:: What is needed ::
Look through the data that follows and copy each line with the string "number".

Dataset items
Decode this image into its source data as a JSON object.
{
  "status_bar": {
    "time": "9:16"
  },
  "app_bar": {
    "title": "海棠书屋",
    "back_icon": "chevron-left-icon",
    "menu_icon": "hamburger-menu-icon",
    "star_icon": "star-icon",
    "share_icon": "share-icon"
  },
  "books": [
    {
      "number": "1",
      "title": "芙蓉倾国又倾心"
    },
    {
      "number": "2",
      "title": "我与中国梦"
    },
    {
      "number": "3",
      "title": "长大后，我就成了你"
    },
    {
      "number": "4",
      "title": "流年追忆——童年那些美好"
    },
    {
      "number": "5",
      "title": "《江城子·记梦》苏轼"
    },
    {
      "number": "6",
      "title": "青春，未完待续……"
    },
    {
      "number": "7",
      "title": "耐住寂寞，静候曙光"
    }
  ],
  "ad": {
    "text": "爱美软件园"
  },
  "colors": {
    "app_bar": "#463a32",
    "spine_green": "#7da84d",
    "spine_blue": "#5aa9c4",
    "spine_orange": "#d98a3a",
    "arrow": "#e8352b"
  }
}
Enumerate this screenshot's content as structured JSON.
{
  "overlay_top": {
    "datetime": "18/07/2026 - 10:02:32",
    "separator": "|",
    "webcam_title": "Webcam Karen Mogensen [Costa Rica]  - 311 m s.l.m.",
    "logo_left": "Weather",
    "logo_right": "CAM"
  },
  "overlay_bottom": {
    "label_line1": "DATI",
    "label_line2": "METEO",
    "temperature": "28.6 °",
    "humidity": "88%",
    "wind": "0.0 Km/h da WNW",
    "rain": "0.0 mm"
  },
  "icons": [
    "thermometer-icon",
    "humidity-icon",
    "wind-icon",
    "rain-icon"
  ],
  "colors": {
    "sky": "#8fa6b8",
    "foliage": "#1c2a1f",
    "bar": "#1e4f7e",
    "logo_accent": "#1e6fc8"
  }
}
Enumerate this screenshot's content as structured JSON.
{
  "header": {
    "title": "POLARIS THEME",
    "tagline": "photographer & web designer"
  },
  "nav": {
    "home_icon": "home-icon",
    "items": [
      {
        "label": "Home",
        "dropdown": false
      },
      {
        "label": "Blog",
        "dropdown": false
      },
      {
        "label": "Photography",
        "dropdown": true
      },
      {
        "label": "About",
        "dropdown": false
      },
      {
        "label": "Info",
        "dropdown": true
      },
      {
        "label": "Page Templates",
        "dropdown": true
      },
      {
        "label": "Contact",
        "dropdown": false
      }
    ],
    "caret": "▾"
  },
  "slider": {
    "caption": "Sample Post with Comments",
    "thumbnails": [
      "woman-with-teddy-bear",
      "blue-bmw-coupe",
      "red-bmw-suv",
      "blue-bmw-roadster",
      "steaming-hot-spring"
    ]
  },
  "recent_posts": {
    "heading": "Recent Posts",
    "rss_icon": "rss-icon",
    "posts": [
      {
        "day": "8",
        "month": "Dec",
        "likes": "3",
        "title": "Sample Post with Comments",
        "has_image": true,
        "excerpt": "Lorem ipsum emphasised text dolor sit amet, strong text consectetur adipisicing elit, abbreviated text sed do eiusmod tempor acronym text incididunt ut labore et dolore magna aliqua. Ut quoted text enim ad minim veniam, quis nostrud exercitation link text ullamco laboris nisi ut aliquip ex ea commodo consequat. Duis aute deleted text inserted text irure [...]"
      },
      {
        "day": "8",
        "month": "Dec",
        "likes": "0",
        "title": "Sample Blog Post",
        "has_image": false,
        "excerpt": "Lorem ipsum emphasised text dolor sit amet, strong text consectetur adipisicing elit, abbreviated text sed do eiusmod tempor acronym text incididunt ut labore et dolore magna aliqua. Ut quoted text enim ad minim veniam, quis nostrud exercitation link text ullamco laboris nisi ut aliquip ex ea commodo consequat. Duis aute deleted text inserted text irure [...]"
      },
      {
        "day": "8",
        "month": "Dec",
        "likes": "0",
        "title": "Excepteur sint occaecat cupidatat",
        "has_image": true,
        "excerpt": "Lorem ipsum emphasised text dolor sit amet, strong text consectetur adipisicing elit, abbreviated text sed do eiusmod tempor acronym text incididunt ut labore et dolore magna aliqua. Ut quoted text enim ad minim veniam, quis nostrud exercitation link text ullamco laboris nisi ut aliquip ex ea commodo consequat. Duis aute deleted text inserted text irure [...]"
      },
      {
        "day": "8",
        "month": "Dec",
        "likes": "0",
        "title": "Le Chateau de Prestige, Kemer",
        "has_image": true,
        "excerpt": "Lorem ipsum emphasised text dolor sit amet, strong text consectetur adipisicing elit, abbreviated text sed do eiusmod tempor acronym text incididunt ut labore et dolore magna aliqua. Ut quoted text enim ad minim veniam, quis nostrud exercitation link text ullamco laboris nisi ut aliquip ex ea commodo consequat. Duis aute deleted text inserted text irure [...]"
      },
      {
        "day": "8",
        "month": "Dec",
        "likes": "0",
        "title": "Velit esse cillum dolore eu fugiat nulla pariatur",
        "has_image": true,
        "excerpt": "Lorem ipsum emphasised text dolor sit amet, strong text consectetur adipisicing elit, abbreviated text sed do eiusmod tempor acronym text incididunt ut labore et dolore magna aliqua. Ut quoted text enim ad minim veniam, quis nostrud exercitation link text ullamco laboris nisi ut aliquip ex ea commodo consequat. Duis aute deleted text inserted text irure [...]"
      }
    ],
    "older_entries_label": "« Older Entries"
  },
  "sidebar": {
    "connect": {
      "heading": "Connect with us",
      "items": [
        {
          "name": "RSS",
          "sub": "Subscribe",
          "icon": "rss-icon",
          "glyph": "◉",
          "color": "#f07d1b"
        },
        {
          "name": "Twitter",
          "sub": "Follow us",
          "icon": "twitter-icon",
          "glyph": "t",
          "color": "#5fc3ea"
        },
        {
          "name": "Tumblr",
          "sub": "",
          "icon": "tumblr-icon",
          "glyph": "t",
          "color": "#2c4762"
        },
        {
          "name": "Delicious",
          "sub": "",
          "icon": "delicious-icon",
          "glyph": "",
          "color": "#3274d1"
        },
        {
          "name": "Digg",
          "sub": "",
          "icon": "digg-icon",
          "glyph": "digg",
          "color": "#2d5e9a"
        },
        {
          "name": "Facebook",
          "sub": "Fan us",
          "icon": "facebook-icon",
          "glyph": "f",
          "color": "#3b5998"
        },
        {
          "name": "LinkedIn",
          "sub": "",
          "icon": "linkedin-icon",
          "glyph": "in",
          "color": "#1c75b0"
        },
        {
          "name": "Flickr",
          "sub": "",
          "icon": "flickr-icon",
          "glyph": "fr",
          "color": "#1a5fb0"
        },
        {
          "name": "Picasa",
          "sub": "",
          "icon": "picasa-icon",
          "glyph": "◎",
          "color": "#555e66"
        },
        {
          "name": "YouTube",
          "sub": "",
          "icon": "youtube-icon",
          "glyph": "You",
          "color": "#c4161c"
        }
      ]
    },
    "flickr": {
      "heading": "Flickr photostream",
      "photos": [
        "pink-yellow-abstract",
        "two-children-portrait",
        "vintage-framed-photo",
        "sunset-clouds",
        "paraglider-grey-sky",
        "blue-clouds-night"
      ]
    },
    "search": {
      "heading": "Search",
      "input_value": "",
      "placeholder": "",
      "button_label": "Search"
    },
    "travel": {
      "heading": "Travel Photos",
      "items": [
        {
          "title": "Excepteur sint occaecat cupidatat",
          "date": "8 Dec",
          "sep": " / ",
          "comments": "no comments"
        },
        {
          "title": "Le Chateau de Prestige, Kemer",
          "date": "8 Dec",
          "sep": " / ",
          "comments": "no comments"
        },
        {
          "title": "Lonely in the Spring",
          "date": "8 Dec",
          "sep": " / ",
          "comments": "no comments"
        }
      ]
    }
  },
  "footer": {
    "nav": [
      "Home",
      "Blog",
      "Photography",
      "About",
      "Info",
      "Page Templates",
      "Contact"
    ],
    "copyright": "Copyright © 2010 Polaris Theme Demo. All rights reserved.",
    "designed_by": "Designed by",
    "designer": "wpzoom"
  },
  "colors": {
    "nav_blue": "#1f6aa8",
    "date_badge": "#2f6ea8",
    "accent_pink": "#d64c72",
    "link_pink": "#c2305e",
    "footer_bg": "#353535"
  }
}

:: Result ::
      "number": "1",
      "number": "2",
      "number": "3",
      "number": "4",
      "number": "5",
      "number": "6",
      "number": "7",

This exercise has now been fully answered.